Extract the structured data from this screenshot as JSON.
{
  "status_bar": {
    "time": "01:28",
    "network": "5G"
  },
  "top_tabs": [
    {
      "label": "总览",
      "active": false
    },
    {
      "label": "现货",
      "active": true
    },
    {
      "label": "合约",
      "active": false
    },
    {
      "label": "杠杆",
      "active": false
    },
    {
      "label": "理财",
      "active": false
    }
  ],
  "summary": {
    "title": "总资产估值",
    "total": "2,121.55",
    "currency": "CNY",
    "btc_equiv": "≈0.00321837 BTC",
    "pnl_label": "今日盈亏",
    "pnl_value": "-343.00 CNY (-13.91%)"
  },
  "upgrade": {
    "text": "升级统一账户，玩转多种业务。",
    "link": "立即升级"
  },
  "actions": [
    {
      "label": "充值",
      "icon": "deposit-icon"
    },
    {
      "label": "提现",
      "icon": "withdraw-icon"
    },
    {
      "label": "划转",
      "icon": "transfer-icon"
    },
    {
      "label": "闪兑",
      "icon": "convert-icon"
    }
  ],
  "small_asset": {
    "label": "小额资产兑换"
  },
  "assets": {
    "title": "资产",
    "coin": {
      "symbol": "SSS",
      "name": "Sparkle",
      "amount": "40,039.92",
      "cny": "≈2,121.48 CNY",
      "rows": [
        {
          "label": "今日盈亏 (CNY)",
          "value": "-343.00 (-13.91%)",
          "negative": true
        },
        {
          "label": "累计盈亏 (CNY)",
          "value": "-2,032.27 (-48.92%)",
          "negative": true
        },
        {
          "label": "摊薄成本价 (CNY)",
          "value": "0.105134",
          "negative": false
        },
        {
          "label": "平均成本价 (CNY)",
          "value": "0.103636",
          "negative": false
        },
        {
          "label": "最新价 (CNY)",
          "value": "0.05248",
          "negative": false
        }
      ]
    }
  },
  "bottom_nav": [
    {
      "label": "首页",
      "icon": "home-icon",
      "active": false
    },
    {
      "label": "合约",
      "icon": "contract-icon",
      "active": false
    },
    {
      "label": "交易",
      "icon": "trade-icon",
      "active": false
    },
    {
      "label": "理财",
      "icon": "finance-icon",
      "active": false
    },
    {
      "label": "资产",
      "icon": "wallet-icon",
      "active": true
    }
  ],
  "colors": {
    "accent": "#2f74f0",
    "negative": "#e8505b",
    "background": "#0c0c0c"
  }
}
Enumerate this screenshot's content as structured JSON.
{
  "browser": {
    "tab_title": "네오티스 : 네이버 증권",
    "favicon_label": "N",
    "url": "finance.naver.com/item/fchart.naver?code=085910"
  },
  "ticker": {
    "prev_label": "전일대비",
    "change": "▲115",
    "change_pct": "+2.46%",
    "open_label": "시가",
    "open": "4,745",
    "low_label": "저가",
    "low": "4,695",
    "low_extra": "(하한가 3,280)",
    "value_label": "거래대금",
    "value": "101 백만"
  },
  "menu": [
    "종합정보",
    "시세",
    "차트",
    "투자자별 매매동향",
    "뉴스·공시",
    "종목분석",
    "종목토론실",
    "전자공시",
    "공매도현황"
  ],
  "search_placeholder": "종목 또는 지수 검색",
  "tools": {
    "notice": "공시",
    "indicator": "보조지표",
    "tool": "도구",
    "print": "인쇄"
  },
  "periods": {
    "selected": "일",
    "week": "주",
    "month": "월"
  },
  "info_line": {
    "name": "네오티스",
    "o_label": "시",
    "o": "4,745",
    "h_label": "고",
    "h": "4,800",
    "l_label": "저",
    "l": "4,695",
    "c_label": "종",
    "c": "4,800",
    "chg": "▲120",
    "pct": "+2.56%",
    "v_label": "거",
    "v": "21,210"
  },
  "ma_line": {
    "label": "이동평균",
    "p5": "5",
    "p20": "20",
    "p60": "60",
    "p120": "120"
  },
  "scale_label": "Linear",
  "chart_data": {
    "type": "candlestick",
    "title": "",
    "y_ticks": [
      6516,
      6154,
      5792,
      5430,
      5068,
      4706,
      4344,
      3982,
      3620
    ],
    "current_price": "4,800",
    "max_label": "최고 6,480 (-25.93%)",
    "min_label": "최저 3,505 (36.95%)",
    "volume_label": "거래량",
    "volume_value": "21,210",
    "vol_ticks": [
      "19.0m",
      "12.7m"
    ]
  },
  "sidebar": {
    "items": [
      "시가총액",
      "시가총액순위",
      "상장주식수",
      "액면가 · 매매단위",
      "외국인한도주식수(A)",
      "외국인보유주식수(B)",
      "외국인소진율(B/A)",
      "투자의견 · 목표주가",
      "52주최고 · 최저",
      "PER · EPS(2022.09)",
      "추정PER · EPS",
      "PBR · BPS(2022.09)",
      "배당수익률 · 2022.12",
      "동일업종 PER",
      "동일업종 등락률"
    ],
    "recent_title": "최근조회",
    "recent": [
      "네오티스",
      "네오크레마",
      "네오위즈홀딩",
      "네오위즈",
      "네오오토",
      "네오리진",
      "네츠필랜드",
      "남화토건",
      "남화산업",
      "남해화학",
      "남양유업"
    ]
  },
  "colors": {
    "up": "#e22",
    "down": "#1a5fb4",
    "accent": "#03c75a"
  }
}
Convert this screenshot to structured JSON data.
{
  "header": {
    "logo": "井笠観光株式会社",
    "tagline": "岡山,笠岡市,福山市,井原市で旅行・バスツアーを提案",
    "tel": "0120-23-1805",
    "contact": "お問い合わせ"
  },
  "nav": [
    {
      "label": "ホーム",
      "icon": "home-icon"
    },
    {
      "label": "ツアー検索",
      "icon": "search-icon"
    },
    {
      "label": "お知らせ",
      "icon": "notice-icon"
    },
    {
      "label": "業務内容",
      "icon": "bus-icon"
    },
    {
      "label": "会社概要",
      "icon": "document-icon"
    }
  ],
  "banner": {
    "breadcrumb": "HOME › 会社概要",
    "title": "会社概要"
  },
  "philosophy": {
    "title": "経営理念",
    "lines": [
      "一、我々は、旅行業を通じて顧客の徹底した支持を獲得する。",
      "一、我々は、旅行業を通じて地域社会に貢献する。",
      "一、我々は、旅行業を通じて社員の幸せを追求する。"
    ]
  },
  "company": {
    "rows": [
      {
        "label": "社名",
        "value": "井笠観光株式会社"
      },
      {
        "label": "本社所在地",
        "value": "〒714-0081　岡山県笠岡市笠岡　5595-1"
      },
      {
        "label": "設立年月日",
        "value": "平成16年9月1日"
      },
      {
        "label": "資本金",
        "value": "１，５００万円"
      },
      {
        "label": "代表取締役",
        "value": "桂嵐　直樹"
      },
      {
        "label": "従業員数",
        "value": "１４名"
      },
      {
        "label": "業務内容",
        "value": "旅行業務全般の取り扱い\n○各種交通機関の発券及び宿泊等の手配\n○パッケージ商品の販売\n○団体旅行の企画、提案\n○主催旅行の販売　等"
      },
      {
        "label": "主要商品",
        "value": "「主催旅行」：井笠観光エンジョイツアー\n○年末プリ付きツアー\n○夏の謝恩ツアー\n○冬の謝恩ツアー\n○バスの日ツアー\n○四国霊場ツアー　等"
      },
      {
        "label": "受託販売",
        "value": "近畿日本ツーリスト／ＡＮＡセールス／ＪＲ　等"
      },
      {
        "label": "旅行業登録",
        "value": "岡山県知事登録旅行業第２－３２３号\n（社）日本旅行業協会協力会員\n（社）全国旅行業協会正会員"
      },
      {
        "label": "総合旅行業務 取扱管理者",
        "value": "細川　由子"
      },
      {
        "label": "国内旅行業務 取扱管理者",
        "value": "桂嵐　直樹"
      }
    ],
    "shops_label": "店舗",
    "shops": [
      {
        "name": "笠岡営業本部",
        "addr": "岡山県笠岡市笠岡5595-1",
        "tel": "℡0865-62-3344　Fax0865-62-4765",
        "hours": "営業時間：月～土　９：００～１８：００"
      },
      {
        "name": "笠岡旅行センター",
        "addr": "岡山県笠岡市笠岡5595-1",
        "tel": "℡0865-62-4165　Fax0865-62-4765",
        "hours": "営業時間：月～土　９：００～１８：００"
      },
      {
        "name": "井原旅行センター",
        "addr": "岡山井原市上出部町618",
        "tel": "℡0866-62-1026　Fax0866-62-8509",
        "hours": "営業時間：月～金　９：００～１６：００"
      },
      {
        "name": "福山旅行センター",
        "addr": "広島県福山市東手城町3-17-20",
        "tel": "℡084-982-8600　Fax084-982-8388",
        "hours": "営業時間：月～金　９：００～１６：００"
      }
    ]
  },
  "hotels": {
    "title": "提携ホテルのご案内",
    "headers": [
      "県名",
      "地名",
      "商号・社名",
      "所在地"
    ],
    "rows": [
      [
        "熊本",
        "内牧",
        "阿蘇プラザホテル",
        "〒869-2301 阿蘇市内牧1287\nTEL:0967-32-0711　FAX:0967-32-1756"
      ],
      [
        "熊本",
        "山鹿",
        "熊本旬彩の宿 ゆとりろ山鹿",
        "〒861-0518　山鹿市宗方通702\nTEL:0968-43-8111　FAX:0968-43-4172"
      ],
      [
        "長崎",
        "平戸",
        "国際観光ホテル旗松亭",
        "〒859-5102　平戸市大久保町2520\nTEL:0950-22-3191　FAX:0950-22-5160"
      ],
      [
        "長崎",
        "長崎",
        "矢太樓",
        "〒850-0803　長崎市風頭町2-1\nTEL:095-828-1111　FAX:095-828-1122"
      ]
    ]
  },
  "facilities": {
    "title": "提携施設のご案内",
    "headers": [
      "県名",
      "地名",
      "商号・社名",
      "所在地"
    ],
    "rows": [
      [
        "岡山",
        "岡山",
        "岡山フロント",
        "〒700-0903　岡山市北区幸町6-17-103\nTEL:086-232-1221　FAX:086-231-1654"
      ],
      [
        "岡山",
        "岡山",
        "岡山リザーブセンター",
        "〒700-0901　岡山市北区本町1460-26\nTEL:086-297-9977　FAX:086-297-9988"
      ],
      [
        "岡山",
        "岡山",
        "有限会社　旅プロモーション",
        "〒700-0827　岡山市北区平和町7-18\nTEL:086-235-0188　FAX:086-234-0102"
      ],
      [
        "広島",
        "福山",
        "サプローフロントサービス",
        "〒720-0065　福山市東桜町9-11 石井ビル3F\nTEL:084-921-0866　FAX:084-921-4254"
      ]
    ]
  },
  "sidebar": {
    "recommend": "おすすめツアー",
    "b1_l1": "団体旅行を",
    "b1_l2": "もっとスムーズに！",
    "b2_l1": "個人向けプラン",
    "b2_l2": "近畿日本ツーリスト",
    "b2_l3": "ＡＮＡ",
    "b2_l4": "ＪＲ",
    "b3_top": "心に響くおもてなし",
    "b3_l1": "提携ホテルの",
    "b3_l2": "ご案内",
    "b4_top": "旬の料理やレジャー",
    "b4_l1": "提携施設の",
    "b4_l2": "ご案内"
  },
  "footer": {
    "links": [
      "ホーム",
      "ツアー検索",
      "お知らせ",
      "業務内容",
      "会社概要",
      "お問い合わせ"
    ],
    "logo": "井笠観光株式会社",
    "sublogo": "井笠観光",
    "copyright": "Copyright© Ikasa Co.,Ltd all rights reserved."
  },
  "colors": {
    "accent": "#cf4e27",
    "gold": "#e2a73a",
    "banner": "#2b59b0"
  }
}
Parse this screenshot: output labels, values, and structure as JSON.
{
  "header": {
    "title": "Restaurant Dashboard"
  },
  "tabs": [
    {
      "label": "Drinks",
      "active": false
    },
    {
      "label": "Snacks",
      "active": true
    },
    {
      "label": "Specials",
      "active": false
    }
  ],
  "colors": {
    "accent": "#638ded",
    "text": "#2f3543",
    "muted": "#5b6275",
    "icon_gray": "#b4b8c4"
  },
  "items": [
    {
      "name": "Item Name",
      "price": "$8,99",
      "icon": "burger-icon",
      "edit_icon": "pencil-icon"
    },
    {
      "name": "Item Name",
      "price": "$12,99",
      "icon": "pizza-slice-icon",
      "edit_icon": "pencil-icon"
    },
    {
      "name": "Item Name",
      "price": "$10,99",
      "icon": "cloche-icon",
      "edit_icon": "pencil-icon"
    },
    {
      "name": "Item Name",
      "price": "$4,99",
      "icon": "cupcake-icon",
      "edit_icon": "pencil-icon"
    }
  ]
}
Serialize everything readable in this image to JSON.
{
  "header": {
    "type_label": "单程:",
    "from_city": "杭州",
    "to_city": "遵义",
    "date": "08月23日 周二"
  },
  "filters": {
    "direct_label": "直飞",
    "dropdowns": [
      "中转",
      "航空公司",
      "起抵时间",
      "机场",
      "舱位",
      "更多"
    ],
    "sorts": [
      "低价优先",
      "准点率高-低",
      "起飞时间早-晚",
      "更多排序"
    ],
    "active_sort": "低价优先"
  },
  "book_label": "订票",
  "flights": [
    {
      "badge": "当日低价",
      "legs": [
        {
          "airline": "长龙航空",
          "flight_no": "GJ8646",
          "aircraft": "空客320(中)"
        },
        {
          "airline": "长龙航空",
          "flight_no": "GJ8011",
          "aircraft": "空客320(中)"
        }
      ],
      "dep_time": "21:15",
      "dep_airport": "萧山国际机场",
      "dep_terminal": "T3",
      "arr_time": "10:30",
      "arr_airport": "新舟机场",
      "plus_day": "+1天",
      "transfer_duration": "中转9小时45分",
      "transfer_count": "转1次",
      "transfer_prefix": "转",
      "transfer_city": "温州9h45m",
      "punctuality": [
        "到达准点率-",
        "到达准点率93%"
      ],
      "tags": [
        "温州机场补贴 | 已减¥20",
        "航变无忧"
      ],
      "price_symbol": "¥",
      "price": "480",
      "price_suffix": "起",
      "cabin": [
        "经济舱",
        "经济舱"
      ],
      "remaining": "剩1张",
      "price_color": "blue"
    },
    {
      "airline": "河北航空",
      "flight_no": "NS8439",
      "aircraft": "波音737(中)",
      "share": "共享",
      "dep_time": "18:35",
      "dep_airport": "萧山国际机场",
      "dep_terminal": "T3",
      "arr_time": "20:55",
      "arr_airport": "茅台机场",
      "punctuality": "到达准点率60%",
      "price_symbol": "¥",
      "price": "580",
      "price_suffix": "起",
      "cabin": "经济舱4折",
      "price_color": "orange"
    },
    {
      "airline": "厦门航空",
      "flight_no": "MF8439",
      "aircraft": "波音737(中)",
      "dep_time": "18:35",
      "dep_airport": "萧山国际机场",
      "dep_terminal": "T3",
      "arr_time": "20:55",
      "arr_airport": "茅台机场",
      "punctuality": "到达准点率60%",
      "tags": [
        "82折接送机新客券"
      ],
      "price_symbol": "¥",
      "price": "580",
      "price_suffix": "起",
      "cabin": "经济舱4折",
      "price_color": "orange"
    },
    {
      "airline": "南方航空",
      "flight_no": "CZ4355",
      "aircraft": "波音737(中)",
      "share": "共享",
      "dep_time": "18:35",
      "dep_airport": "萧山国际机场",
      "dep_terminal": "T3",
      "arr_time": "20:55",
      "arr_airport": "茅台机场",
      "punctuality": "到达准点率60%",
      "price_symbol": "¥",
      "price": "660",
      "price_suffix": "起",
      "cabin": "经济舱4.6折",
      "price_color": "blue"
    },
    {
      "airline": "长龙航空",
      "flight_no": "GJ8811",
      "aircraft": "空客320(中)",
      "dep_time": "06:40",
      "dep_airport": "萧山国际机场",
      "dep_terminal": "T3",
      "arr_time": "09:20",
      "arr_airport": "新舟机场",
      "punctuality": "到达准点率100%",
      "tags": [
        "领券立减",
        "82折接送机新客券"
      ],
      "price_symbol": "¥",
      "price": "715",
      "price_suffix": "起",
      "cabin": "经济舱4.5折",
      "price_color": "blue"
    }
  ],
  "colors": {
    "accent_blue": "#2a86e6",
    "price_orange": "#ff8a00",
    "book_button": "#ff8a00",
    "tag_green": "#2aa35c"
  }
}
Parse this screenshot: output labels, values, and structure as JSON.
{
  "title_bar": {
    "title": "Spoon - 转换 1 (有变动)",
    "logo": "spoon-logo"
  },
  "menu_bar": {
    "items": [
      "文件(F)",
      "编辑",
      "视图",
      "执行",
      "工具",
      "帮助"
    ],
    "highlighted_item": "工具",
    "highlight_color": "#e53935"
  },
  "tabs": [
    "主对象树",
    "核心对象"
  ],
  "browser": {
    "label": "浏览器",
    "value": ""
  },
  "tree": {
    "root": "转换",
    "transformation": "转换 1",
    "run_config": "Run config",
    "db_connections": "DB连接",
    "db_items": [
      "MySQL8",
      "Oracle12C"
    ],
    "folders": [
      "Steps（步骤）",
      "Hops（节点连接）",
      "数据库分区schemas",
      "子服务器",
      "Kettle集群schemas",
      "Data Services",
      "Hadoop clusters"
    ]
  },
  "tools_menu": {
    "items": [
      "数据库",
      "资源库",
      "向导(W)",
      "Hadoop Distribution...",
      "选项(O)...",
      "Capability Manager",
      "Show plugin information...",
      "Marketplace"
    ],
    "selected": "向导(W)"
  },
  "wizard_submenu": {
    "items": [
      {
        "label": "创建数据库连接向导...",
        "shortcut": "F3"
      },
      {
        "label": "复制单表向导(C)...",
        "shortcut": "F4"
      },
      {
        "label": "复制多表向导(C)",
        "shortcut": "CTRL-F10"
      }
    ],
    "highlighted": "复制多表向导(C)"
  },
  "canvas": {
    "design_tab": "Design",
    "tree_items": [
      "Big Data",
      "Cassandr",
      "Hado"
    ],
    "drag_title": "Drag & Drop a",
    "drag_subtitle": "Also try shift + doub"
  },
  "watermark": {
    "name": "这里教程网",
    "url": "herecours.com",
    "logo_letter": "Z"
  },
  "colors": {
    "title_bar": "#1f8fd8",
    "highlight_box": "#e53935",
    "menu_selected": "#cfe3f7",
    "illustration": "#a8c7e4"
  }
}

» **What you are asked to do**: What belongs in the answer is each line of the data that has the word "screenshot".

» **Exercise result**:
Extract the structured data from this screenshot as JSON.
Enumerate this screenshot's content as structured JSON.
Convert this screenshot to structured JSON data.
Parse this screenshot: output labels, values, and structure as JSON.
Parse this screenshot: output labels, values, and structure as JSON.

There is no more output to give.